Renaissance bracelets are a collection of exquisite jewelry pieces that showcase the artistry and elegance of the Renaissance era. Each bracelet is made of silky sterling silver that form a honeycomb pattern, adorned with intricate fretwork and sparkling 5A cubic zirconia stones. These bracelets are a testament to the craftsmanship and sophistication of the Renaissance culture, and they will add a touch of refinement and grace to any outfit. Whether you are looking for a gift for someone special or a treat for yourself, Renaissance bracelets are the perfect choice for anyone who appreciates beauty and history.
The Art and Craft of Renaissance Bracelets: Techniques and Materials
Renaissance bracelets were more than just accessories. They were symbols of status, wealth, and taste. They also showcased the skill and creativity of the artisans who made them. In this passage, we will explore some of the techniques and materials used to create these stunning pieces of jewelry.
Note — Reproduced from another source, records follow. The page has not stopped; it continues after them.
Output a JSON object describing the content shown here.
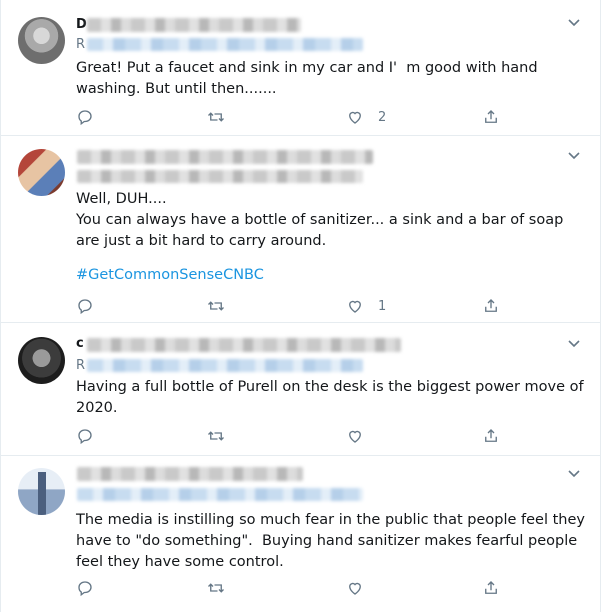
{
  "tweets": [
    {
      "avatar": "user-avatar",
      "initial_1": "D",
      "initial_2": "R",
      "text": "Great! Put a faucet and sink in my car and I'  m good with hand washing. But until then.......",
      "hashtag": "",
      "like_count": "2"
    },
    {
      "avatar": "user-avatar",
      "initial_1": "",
      "initial_2": "",
      "text": "Well, DUH....\nYou can always have a bottle of sanitizer... a sink and a bar of soap are just a bit hard to carry around.",
      "hashtag": "#GetCommonSenseCNBC",
      "like_count": "1"
    },
    {
      "avatar": "user-avatar",
      "initial_1": "c",
      "initial_2": "R",
      "text": "Having a full bottle of Purell on the desk is the biggest power move of 2020.",
      "hashtag": "",
      "like_count": ""
    },
    {
      "avatar": "user-avatar",
      "initial_1": "",
      "initial_2": "",
      "text": "The media is instilling so much fear in the public that people feel they have to \"do something\".  Buying hand sanitizer makes fearful people feel they have some control.",
      "hashtag": "",
      "like_count": ""
    }
  ],
  "icons": {
    "reply": "reply-icon",
    "retweet": "retweet-icon",
    "like": "like-icon",
    "share": "share-icon",
    "menu": "chevron-down-icon"
  },
  "colors": {
    "link": "#1b95e0",
    "muted": "#657786",
    "text": "#14171a"
  }
}
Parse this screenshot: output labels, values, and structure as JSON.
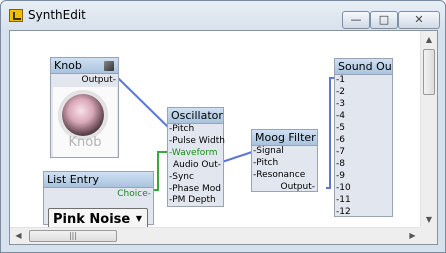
{
  "window": {
    "title": "SynthEdit"
  },
  "controls": {
    "minimize": "—",
    "maximize": "□",
    "close": "✕"
  },
  "modules": {
    "knob": {
      "title": "Knob",
      "output": "Output-",
      "label": "Knob",
      "icon": "cube-icon"
    },
    "list_entry": {
      "title": "List Entry",
      "choice": "Choice-",
      "selected": "Pink Noise"
    },
    "oscillator": {
      "title": "Oscillator",
      "inputs": [
        "-Pitch",
        "-Pulse Width",
        "-Waveform",
        "Audio Out-",
        "-Sync",
        "-Phase Mod",
        "-PM Depth"
      ]
    },
    "moog_filter": {
      "title": "Moog Filter",
      "inputs": [
        "-Signal",
        "-Pitch",
        "-Resonance",
        "Output-"
      ]
    },
    "sound_out": {
      "title": "Sound Out",
      "pins": [
        "-1",
        "-2",
        "-3",
        "-4",
        "-5",
        "-6",
        "-7",
        "-8",
        "-9",
        "-10",
        "-11",
        "-12"
      ]
    }
  },
  "colors": {
    "wire_blue": "#5b78d8",
    "wire_green": "#3aa83a"
  },
  "scrollbar": {
    "grip": "|||"
  }
}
One of the most common techniques used to make Renaissance bracelets was enameling. This involved applying a thin layer of colored glass paste to a metal base, usually gold or silver, and then firing it in a kiln to fuse it. The result was a smooth and glossy surface that could be decorated with various patterns and motifs.
Another technique was filigree, which involved twisting and soldering thin wires of metal into intricate designs. Filigree bracelets often had openwork patterns that created a delicate and lace-like effect. Sometimes, filigree was combined with enameling or gemstones to add more color and sparkle.
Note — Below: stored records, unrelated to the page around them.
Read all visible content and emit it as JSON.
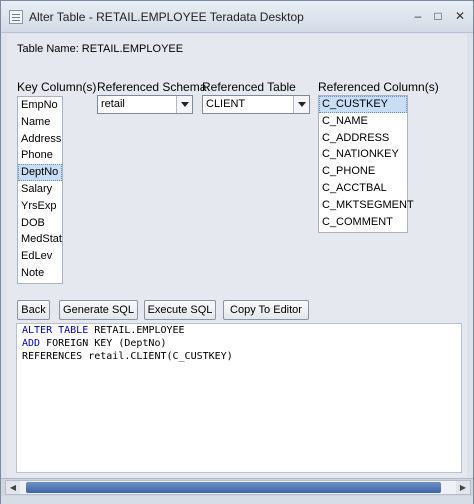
{
  "window": {
    "title": "Alter Table - RETAIL.EMPLOYEE Teradata Desktop"
  },
  "table_name": "Table Name: RETAIL.EMPLOYEE",
  "headers": {
    "key_columns": "Key Column(s)",
    "referenced_schema": "Referenced Schema",
    "referenced_table": "Referenced Table",
    "referenced_columns": "Referenced Column(s)"
  },
  "key_columns": [
    "EmpNo",
    "Name",
    "Address",
    "Phone",
    "DeptNo",
    "Salary",
    "YrsExp",
    "DOB",
    "MedStat",
    "EdLev",
    "Note"
  ],
  "key_columns_selected": "DeptNo",
  "schema_select": {
    "value": "retail"
  },
  "table_select": {
    "value": "CLIENT"
  },
  "referenced_columns": [
    "C_CUSTKEY",
    "C_NAME",
    "C_ADDRESS",
    "C_NATIONKEY",
    "C_PHONE",
    "C_ACCTBAL",
    "C_MKTSEGMENT",
    "C_COMMENT"
  ],
  "referenced_columns_selected": "C_CUSTKEY",
  "buttons": {
    "back": "Back",
    "generate_sql": "Generate SQL",
    "execute_sql": "Execute SQL",
    "copy_to_editor": "Copy To Editor"
  },
  "sql": {
    "line1_kw": "ALTER TABLE",
    "line1_rest": " RETAIL.EMPLOYEE",
    "line2_kw": "ADD",
    "line2_rest": " FOREIGN KEY (DeptNo)",
    "line3": "REFERENCES retail.CLIENT(C_CUSTKEY)"
  },
  "icons": {
    "window": "window-icon",
    "minimize": "minimize-icon",
    "maximize": "maximize-icon",
    "close": "close-icon",
    "dropdown": "chevron-down-icon"
  }
}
Renaissance bracelets were made from various materials, depending on the style and preference of the wearer. Some of the most common materials were:
Gold: Gold was the most prized and expensive metal in the Renaissance. It was often used as the base for enameling or filigree, or as the setting for precious stones. Gold bracelets could also be engraved, chased, or embossed with intricate patterns.
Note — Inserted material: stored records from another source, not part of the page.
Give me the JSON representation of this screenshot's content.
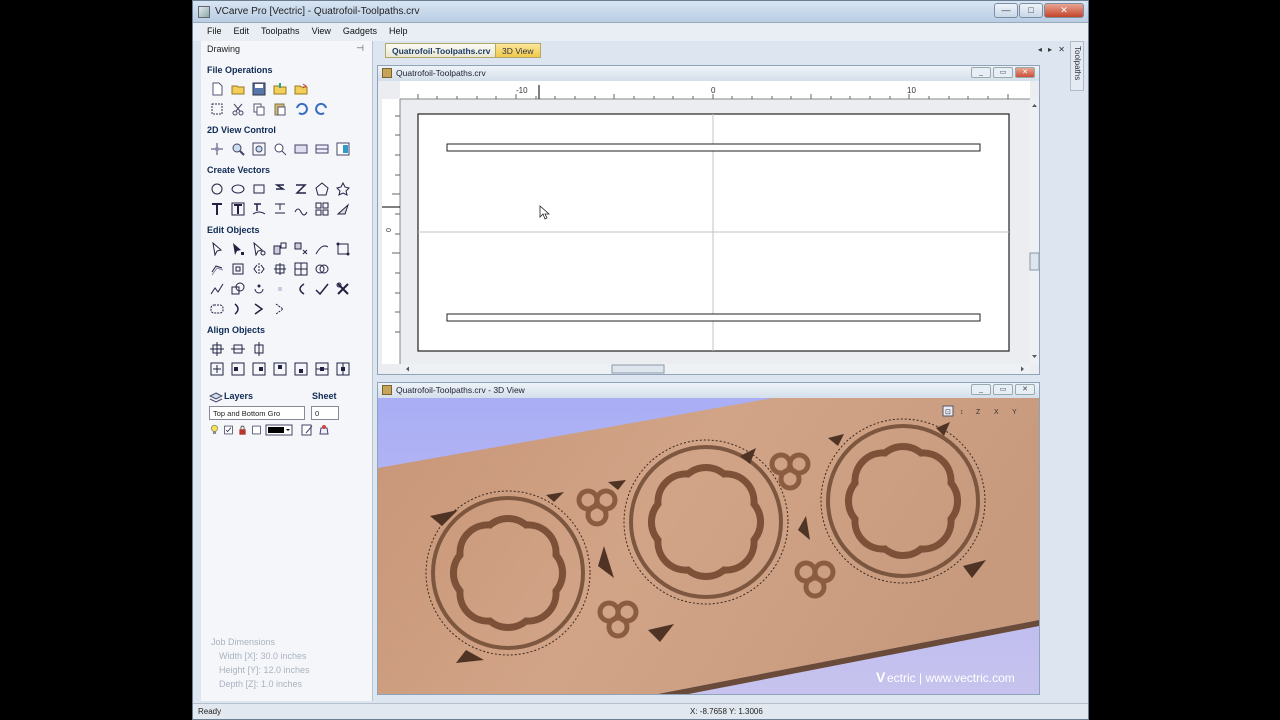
{
  "window": {
    "title": "VCarve Pro [Vectric] - Quatrofoil-Toolpaths.crv",
    "min": "—",
    "max": "□",
    "close": "✕"
  },
  "menu": [
    "File",
    "Edit",
    "Toolpaths",
    "View",
    "Gadgets",
    "Help"
  ],
  "left_panel": {
    "title": "Drawing",
    "pin": "⊣",
    "sections": {
      "file_operations": "File Operations",
      "view_control": "2D View Control",
      "create_vectors": "Create Vectors",
      "edit_objects": "Edit Objects",
      "align_objects": "Align Objects"
    },
    "layers_label": "Layers",
    "sheet_label": "Sheet",
    "layer_value": "Top and Bottom Gro",
    "sheet_value": "0",
    "job_dimensions": {
      "title": "Job Dimensions",
      "width": "Width  [X]: 30.0 inches",
      "height": "Height [Y]: 12.0 inches",
      "depth": "Depth  [Z]: 1.0 inches"
    }
  },
  "tabs": {
    "active": "Quatrofoil-Toolpaths.crv",
    "inactive": "3D View",
    "controls": "◂ ▸ ✕"
  },
  "right_strip": "Toolpaths",
  "view2d": {
    "title": "Quatrofoil-Toolpaths.crv",
    "ruler_labels": [
      "-10",
      "0",
      "10"
    ],
    "vruler_label": "0"
  },
  "view3d": {
    "title": "Quatrofoil-Toolpaths.crv - 3D View",
    "toolbar": [
      "⊡",
      "↕",
      "Z",
      "X",
      "Y"
    ],
    "watermark_v": "V",
    "watermark": "ectric  |  www.vectric.com"
  },
  "status": {
    "left": "Ready",
    "coords": "X: -8.7658 Y: 1.3006"
  },
  "colors": {
    "accent": "#f0c84a",
    "wood": "#c9987a",
    "bg3d": "#b4b6f2"
  }
}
Silver: Silver was another popular metal for Renaissance bracelets. It was cheaper than gold, but still had a bright and shiny appearance. Silver bracelets could also be gilded or plated with gold to enhance their value and beauty.
Gemstones: Gemstones added color and brilliance to Renaissance bracelets. Some of the most common gemstones were pearls, rubies, sapphires, emeralds, diamonds, and coral. Gemstones could be cut into various shapes and sizes, or left in their natural forms.
Glass: Glass was a cheaper alternative to gemstones, but still had a similar effect. Glass beads could be strung together to form bracelets, or used as accents in enameling or filigree. Glass could also be molded into various shapes and colors.
Renaissance bracelets were not only beautiful, but also meaningful. They reflected the personality, status, and taste of the wearer, as well as the skill and artistry of the maker. They were works of art that adorned the wrists of many people in the Renaissance era.
What are the common types and patterns of Renaissance bracelets?
Renaissance bracelets are a type of jewelry that were popular in Europe from the 14th to the 17th century. They were often made of gold, silver, pearls, gemstones, enamel, or glass. Renaissance bracelets had various styles and designs, depending on the region, period, and social class of the wearer. Some of the common types and patterns of Renaissance bracelets are:
Chain bracelets: These were simple bracelets made of linked metal rings or chains. They could be worn alone or with pendants or charms attached. Chain bracelets were common among both men and women of all classes.
Cuff bracelets: These were wide bracelets that covered the wrist and sometimes part of the forearm. They were usually made of metal or leather, and decorated with engraving, embossing, or inlaying. Cuff bracelets were more popular among men than women, and often worn by soldiers or noblemen.
Beaded bracelets: These were bracelets made of beads strung on a wire or thread. The beads could be made of glass, coral, amber, jet, or other materials. Beaded bracelets were mainly worn by women of the lower and middle classes, and sometimes combined with other types of bracelets.
Clasp bracelets: These were bracelets that had a clasp or a hook to fasten them around the wrist. They could be made of metal, leather, or fabric, and adorned with pearls, gemstones, enamel, or other ornaments. Clasp bracelets were more common among women than men, and often worn by ladies of the court or the wealthy.
Renaissance bracelets reflected the artistic and cultural trends of their time. They were not only accessories, but also symbols of status, identity, and expression.